Bangkok Eight by John Burdett

I can finally add to my Global Reading Challenge list, hosted by the ever-suave and encyclopedic Kerrie at Mysteries in Paradise.  

Bangkok8Welcome to Bangkok – you are in for a rollercoaster ride of thrills, spills and emotional manipulation in the hands of a supremely confident writer, John Burdett.

Sonchai Jitpleecheep is a half-caste cop from Bangkok’s District 8 (hence the title). ¬†He and his childhood friend and partner, Pichai, are probably the only two cops not on the take in the city. In the opening scenes, they are following a US marine in his Mercedes E series, without quite knowing the reason for the close surveillance. ¬†When they finally catch up with the American, they discover he has been trapped in his car and bitten to death by a swarm of cobras and a drugged python. A few minutes later, Pichai too falls victim to one of the snakes. ¬†Sonchai is a devout Buddhist who may be intent on becoming an¬†arhat¬†(living saint), but only after he avenges the death of his soul-brother.

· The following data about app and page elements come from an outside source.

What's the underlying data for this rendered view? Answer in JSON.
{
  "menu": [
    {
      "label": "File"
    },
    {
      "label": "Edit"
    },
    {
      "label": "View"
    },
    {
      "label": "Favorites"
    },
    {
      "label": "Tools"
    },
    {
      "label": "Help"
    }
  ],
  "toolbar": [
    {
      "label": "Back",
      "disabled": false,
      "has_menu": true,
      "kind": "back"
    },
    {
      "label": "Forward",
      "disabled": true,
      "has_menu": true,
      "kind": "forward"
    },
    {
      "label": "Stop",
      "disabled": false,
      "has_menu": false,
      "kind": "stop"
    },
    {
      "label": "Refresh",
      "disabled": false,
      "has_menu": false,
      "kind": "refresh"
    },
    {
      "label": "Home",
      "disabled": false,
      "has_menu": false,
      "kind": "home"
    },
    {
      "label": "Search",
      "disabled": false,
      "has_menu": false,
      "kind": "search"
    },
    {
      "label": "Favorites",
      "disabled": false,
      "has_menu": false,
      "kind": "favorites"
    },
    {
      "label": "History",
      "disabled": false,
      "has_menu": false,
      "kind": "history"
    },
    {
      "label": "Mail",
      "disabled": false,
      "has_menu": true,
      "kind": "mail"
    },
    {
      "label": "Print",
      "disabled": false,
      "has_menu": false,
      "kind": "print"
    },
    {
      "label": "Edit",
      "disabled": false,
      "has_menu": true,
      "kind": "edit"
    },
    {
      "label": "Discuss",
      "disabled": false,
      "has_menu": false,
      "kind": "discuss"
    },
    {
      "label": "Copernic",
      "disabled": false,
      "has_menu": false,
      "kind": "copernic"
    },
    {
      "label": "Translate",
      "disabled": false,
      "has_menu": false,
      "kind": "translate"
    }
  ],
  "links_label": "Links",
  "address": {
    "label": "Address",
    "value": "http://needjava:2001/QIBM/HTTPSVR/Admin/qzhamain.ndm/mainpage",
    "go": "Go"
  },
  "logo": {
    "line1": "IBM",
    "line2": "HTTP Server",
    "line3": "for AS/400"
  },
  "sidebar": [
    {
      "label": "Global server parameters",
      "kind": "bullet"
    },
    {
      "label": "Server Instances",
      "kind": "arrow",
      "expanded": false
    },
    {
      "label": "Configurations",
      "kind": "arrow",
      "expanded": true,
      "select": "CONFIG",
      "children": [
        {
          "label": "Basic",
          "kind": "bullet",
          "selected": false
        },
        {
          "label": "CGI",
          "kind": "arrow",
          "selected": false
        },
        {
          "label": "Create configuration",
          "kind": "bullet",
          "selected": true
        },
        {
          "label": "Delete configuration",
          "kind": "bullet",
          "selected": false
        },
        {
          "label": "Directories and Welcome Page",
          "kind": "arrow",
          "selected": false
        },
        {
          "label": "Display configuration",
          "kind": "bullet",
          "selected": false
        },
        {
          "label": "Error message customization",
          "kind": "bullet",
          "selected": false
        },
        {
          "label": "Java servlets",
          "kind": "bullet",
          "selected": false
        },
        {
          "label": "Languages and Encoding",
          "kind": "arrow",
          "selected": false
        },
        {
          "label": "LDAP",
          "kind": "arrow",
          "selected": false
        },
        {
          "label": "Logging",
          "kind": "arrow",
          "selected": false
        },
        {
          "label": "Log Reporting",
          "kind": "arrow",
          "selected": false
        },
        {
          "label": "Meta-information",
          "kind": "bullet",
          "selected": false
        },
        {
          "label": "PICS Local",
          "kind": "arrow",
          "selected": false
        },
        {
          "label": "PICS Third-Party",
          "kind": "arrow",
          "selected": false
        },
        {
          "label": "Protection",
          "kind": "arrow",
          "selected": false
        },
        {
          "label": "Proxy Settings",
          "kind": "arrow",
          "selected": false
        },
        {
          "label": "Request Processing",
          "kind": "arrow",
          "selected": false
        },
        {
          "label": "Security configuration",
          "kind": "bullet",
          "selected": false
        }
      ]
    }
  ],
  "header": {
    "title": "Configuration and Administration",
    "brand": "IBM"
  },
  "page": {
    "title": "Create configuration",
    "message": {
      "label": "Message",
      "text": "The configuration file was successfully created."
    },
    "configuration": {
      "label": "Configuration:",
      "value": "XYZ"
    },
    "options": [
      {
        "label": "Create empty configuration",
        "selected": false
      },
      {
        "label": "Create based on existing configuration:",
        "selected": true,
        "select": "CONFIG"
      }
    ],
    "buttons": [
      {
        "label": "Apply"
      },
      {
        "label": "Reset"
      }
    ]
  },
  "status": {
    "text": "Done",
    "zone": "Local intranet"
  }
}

The American Embassy and the FBI get involved, of course, as does Sonchai’s corrupt but somehow likeable boss. ¬†It’s a complicated plot, exposing all of the unsavoury underbelly of the City of the Angels: prostitution, violence against women, drug smuggling, dubious jade trade and desperate poverty. ¬†And yet there is a lot of love and understanding for Thai culture here, albeit seen through the somewhat cynical eyes of an outsider, half-American and half-Thai, who never fits in completely with either culture.

buddhasWhat I most enjoyed about this was the singular, strong voice of the narrator. ¬†He makes you enter a largely unfamiliar world with such aplomb, that you are completely on his side. ¬†I cannot judge how accurate Burdett’s portrayal of Thailand is (I hope it is exaggerated), but while we have Sonchai’s compelling voice haranguing us¬†farangs (foreigners), it is completely believable. ¬†And I can’t get enough of his wily mother Nong, a retired prostitute ready to open a go-go club for the Third Age.

Exotic and quite distressing in places, it is a book best read before and after some calmer, cosier pieces, but I wouldn’t have wanted to miss it for the world.